:: Page and application data records ::
-*-*-

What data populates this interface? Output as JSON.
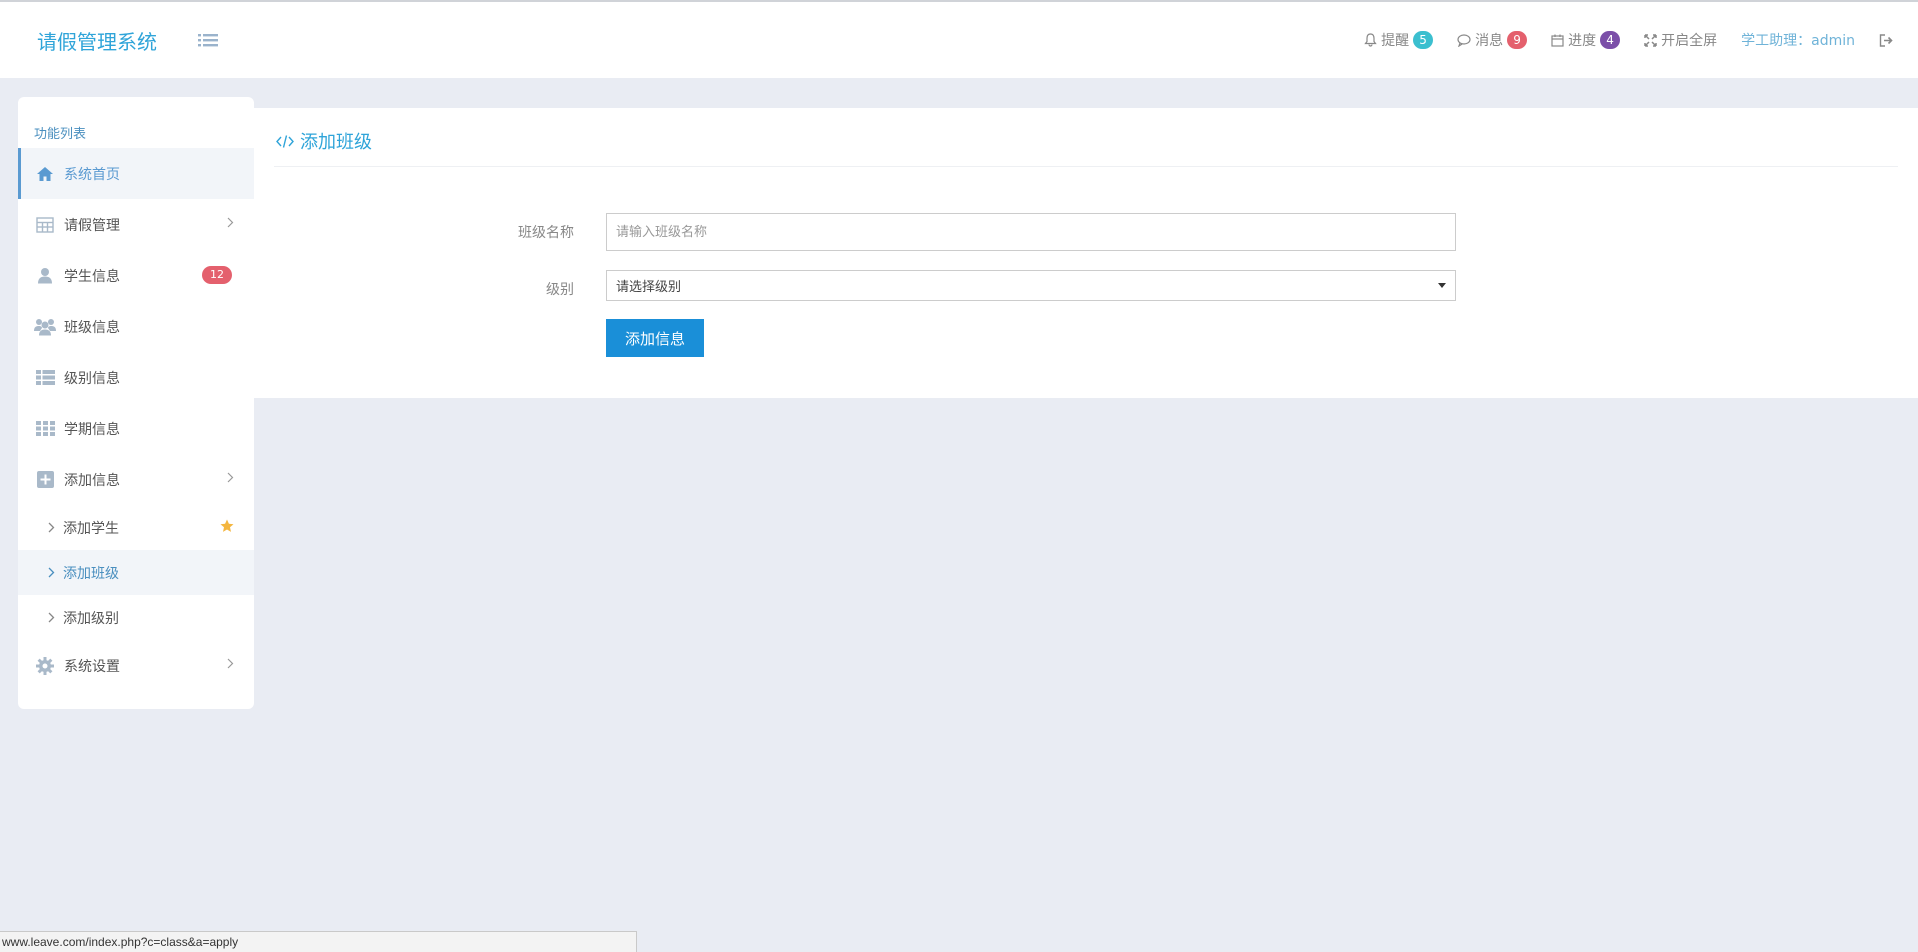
{
  "header": {
    "brand": "请假管理系统",
    "items": [
      {
        "label": "提醒",
        "badge": "5",
        "badge_color": "#3bbfcf"
      },
      {
        "label": "消息",
        "badge": "9",
        "badge_color": "#e4606d"
      },
      {
        "label": "进度",
        "badge": "4",
        "badge_color": "#7b4fa8"
      },
      {
        "label": "开启全屏"
      }
    ],
    "user": "学工助理：admin"
  },
  "sidebar": {
    "title": "功能列表",
    "items": [
      {
        "label": "系统首页"
      },
      {
        "label": "请假管理"
      },
      {
        "label": "学生信息",
        "badge": "12"
      },
      {
        "label": "班级信息"
      },
      {
        "label": "级别信息"
      },
      {
        "label": "学期信息"
      },
      {
        "label": "添加信息"
      }
    ],
    "sub_items": [
      {
        "label": "添加学生"
      },
      {
        "label": "添加班级"
      },
      {
        "label": "添加级别"
      }
    ],
    "settings": {
      "label": "系统设置"
    }
  },
  "panel": {
    "title": "添加班级",
    "class_name_label": "班级名称",
    "class_name_placeholder": "请输入班级名称",
    "level_label": "级别",
    "level_selected": "请选择级别",
    "submit_label": "添加信息"
  },
  "statusbar": {
    "url": "www.leave.com/index.php?c=class&a=apply"
  }
}
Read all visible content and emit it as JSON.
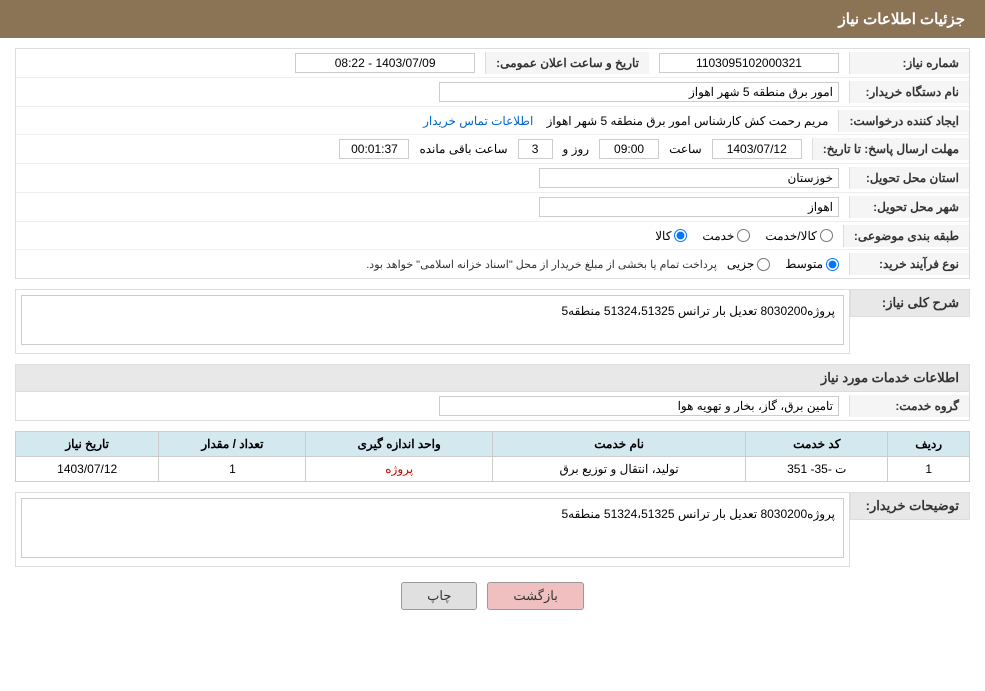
{
  "header": {
    "title": "جزئیات اطلاعات نیاز"
  },
  "fields": {
    "need_number_label": "شماره نیاز:",
    "need_number_value": "1103095102000321",
    "announce_date_label": "تاریخ و ساعت اعلان عمومی:",
    "announce_date_value": "1403/07/09 - 08:22",
    "buyer_station_label": "نام دستگاه خریدار:",
    "buyer_station_value": "امور برق منطقه 5 شهر اهواز",
    "requester_label": "ایجاد کننده درخواست:",
    "requester_value": "مریم رحمت کش کارشناس امور برق منطقه 5 شهر اهواز",
    "requester_link": "اطلاعات تماس خریدار",
    "response_deadline_label": "مهلت ارسال پاسخ: تا تاریخ:",
    "response_date_value": "1403/07/12",
    "response_time_label": "ساعت",
    "response_time_value": "09:00",
    "response_days_label": "روز و",
    "response_days_value": "3",
    "response_remaining_label": "ساعت باقی مانده",
    "response_remaining_value": "00:01:37",
    "delivery_province_label": "استان محل تحویل:",
    "delivery_province_value": "خوزستان",
    "delivery_city_label": "شهر محل تحویل:",
    "delivery_city_value": "اهواز",
    "category_label": "طبقه بندی موضوعی:",
    "category_options": [
      "کالا",
      "خدمت",
      "کالا/خدمت"
    ],
    "category_selected": "کالا",
    "purchase_type_label": "نوع فرآیند خرید:",
    "purchase_type_options": [
      "جزیی",
      "متوسط"
    ],
    "purchase_type_selected": "متوسط",
    "purchase_type_note": "پرداخت تمام یا بخشی از مبلغ خریدار از محل \"اسناد خزانه اسلامی\" خواهد بود.",
    "general_desc_label": "شرح کلی نیاز:",
    "general_desc_value": "پروژه8030200 تعدیل بار ترانس 51324،51325 منطقه5",
    "services_info_label": "اطلاعات خدمات مورد نیاز",
    "service_group_label": "گروه خدمت:",
    "service_group_value": "تامین برق، گاز، بخار و تهویه هوا",
    "table": {
      "headers": [
        "ردیف",
        "کد خدمت",
        "نام خدمت",
        "واحد اندازه گیری",
        "تعداد / مقدار",
        "تاریخ نیاز"
      ],
      "rows": [
        {
          "row": "1",
          "code": "ت -35- 351",
          "name": "تولید، انتقال و توزیع برق",
          "unit": "پروژه",
          "quantity": "1",
          "date": "1403/07/12"
        }
      ]
    },
    "buyer_desc_label": "توضیحات خریدار:",
    "buyer_desc_value": "پروژه8030200 تعدیل بار ترانس 51324،51325 منطقه5"
  },
  "buttons": {
    "print_label": "چاپ",
    "back_label": "بازگشت"
  }
}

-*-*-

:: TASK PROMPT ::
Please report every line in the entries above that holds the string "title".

:: OUTPUT FOR THIS TASK ::
    "title": "功能列表",
    "title": "添加班级",
    "title": "جزئیات اطلاعات نیاز"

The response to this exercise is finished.